A plan for a controversial piece of Matthews Four Mile Creek Greenway needs to be reworked to avoid the threat of floods, according to the Mecklenburg County Park and Recreation Department.
Mecklenburg park planner Julie Clark presented Matthews commissioners with a set of proposed changes to the greenway alignment on Monday.
At issue is the same stretch of greenway that was controversial among Matthews Estates residents, who complained it would destroy their privacy and compromise safety by coming too close to their backyards.
Matthews commissioners and staff worked for months to find a compromise.
Clark said her department recently discovered that that original plan for the route could cause flood levels to rise a foot or more in a big storm.
“We have gone over and over this, trying to find a solution that works.

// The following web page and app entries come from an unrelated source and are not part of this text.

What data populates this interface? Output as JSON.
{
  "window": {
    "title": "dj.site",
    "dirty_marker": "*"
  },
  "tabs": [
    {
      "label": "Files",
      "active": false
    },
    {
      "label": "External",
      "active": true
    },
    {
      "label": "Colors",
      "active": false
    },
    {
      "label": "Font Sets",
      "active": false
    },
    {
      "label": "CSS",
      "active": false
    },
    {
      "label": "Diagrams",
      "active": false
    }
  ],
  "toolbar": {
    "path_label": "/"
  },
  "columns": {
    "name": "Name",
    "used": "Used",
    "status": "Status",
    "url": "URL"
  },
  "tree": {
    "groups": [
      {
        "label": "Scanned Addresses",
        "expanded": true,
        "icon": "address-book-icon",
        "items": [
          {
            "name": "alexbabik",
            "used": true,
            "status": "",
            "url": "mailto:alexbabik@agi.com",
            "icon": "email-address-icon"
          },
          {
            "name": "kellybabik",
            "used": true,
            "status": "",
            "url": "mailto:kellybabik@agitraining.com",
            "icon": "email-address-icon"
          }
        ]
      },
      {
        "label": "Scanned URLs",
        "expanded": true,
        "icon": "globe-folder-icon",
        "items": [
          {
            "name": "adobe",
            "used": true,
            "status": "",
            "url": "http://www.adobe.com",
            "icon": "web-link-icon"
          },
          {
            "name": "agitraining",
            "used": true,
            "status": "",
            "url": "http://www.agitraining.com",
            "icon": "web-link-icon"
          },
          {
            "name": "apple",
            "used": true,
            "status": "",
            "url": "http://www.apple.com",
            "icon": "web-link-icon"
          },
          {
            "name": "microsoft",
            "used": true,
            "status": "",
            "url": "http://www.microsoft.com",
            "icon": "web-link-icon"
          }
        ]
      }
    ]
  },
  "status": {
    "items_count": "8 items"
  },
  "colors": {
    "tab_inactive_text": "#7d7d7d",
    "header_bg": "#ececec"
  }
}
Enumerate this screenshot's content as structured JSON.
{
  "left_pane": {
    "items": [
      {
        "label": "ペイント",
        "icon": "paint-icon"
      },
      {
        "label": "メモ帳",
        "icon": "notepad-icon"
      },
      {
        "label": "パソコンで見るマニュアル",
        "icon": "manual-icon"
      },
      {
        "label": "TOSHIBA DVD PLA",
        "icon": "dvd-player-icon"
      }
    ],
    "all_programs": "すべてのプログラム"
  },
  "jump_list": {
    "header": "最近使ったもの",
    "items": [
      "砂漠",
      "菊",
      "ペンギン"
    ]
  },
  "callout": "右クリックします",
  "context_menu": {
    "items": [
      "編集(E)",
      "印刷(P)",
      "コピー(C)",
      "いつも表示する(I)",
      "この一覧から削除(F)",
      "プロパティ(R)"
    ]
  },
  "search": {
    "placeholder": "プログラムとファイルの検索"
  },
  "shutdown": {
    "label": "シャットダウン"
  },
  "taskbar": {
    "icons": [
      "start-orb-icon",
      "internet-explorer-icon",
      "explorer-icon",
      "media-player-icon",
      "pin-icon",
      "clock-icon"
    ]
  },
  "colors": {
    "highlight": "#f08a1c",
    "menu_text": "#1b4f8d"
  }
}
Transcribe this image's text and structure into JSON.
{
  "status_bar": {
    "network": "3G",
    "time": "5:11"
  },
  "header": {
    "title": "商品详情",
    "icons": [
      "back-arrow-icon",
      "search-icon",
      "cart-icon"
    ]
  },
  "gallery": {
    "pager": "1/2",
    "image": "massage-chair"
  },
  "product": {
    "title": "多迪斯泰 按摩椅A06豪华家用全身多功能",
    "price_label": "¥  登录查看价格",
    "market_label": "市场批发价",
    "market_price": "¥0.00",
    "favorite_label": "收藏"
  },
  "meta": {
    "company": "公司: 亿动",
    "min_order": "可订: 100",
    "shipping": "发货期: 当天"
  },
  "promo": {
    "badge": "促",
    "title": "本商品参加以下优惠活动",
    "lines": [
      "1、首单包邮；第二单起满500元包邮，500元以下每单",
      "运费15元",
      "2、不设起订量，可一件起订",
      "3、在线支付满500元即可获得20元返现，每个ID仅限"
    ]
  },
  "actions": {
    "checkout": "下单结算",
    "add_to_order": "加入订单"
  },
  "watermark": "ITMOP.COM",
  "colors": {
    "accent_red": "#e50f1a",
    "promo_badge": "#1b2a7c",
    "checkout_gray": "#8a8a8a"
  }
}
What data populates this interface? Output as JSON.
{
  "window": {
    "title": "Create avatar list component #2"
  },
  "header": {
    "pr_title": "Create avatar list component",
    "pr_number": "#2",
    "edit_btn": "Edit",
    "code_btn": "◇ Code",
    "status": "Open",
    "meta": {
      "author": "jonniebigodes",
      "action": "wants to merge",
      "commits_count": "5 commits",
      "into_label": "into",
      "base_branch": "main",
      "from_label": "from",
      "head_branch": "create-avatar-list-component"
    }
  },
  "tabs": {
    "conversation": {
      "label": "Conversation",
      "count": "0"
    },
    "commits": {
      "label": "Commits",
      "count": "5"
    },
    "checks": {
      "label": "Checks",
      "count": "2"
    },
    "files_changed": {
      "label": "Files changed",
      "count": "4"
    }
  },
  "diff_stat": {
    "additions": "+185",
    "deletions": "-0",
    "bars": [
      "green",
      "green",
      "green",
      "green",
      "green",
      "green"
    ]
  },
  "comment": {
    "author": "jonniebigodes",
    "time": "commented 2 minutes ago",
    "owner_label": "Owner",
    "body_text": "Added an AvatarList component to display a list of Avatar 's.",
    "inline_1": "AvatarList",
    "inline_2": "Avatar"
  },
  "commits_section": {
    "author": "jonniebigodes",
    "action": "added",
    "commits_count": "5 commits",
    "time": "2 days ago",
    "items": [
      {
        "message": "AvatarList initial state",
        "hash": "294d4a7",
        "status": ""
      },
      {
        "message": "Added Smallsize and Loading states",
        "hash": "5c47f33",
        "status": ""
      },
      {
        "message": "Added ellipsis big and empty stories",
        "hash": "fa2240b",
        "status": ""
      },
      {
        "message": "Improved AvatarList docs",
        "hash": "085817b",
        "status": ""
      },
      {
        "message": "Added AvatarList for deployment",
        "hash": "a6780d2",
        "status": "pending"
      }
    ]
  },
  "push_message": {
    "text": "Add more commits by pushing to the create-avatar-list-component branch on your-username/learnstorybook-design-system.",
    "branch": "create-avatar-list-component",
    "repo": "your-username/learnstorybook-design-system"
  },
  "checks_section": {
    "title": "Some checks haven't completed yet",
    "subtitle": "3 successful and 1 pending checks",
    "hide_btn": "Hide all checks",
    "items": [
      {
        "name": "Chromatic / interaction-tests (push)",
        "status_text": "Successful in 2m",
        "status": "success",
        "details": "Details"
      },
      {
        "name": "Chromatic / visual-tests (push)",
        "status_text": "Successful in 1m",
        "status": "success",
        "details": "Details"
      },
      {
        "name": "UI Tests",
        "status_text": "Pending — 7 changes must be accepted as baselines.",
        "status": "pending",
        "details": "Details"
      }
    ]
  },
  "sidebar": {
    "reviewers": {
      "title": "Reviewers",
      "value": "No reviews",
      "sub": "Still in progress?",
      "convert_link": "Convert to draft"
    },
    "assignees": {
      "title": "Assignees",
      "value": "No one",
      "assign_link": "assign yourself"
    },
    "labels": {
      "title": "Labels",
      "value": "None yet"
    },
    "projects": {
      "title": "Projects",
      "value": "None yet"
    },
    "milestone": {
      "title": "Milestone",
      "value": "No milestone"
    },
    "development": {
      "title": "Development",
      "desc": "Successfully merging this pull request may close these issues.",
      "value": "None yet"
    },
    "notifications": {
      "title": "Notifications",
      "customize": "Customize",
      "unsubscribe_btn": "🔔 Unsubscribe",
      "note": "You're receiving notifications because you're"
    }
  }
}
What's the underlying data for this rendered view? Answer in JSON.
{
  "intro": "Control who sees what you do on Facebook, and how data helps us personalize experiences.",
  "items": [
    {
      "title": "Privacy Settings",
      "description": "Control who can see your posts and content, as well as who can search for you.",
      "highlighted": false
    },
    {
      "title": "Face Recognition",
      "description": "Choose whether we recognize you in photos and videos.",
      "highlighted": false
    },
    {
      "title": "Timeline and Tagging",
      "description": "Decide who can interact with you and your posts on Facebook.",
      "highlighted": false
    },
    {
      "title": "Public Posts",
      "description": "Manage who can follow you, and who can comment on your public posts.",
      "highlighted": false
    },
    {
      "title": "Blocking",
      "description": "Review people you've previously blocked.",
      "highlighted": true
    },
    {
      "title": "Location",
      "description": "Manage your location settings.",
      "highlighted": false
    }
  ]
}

We know private property, environmental and economic issues are important. We had to look at all of those issues … ,” said Clark.
Commissioners didn't vote on the proposed changes, but asked Park and Recreation staff to create more detailed, three-dimensional models so they can better understand the changes.
Matthews Estates resident Brett Christoffersen says he sees controversy happening all over again.
“I didn't hear about (it) until I walked out behind my house and saw orange spots on some of the trees,” he said.
Christoffersen maintains the new routing would destroy most of the natural growth the greenway is supposed to help people enjoy.
Clark says the flood threat would require a bridge planned to span Four Mile Creek to be constructed 4 to 6 feet above the creek.
She cautioned that a bridge that high may infringe on the adjacent property owners, since visitors on the greenway could see over fences and into yards.
The proposed solution is to reroute the greenway to the other side of the creek and have a longer bridge that runs along the edge of the creek instead of crossing it.
Commissioner Bill Dixon says that's not acceptable.
“I am very disappointed. We worked diligently on this for three years with the property owners and now you want to change it at the 11th hour. This created a lot of ill feelings toward the town. We finally worked something out that the neighbors all agreed to, and now you say it won't work,” said Dixon.
Mecklenburg County Park and Recreation's Jay Higginbotham says the new route is actually farther from backyards than the original one and won't clear more trees, just in a different location.
Construction is set to start in October if an acceptable alternative is found.
The Charlotte Observer welcomes your comments on news of the day. The more voices engaged in conversation, the better for us all, but do keep it civil. Please refrain from profanity, obscenity, spam, name-calling or attacking others for their views.
Have a news tip? You can send it to a local news editor; email firstname.lastname@example.org to send us your tip - or - consider joining the Public Insight Network and become a source for The Charlotte Observer.Read moreRead less